» **WORK REQUIRED**: Gather every line below where "placeholder" appears.

» **Items from an interface collection**:
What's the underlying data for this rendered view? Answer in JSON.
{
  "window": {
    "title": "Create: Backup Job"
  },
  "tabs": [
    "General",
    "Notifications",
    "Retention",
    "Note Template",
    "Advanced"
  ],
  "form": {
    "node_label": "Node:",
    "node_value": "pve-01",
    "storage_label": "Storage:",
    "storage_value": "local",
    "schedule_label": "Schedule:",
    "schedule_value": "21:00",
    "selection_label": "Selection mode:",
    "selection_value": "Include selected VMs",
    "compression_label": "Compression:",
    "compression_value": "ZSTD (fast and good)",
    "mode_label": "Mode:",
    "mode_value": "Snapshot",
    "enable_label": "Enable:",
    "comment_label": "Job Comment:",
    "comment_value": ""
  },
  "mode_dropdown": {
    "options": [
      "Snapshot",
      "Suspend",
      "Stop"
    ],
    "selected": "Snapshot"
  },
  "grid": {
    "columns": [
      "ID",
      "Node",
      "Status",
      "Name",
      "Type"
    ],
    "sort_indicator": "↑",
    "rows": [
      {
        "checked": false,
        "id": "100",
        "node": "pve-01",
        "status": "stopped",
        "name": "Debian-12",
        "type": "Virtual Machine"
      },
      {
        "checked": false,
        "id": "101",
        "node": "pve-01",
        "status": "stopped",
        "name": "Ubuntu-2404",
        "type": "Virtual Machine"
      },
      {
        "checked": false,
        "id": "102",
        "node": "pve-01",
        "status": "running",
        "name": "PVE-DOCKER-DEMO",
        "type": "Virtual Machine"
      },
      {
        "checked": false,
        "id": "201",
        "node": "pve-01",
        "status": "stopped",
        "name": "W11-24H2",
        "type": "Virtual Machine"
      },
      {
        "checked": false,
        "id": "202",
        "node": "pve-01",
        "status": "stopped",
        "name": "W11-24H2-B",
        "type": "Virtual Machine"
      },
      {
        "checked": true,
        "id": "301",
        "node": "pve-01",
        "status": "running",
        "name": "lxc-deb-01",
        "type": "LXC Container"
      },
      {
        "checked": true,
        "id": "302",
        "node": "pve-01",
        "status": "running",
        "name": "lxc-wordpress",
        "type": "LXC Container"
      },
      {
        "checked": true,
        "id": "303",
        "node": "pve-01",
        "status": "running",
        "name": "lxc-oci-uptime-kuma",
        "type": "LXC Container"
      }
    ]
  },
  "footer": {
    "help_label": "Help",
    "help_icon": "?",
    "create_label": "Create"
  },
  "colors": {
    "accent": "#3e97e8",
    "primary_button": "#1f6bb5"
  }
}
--
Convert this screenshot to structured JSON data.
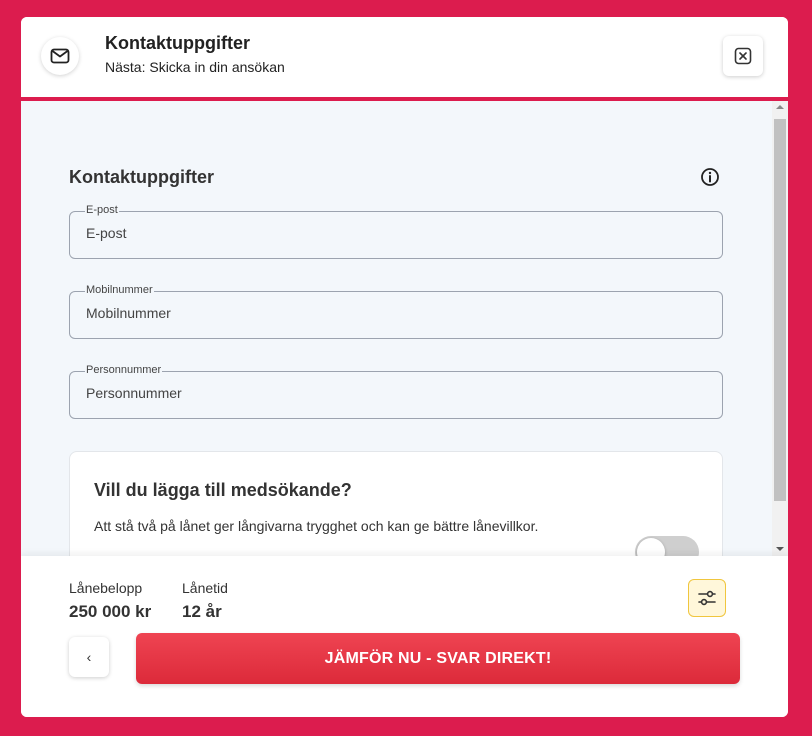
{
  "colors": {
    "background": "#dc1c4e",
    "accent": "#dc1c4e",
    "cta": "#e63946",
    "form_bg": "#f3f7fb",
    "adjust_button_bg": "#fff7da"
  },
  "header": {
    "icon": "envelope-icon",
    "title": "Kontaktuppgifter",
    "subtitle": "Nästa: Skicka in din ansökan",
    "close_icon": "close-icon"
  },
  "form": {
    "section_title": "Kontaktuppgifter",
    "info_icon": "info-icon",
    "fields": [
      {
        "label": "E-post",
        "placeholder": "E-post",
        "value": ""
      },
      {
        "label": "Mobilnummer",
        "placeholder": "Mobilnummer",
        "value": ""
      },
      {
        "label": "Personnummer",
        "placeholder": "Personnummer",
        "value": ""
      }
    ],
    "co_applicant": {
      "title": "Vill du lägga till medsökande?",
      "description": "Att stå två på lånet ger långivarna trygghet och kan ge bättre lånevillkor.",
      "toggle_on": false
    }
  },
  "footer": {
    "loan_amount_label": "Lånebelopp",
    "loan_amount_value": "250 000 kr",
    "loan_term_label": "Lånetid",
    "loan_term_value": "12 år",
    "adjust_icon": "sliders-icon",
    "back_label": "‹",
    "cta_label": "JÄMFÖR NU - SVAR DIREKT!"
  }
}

» **RESULT**:
        "placeholder": "E-post",
        "placeholder": "Mobilnummer",
        "placeholder": "Personnummer",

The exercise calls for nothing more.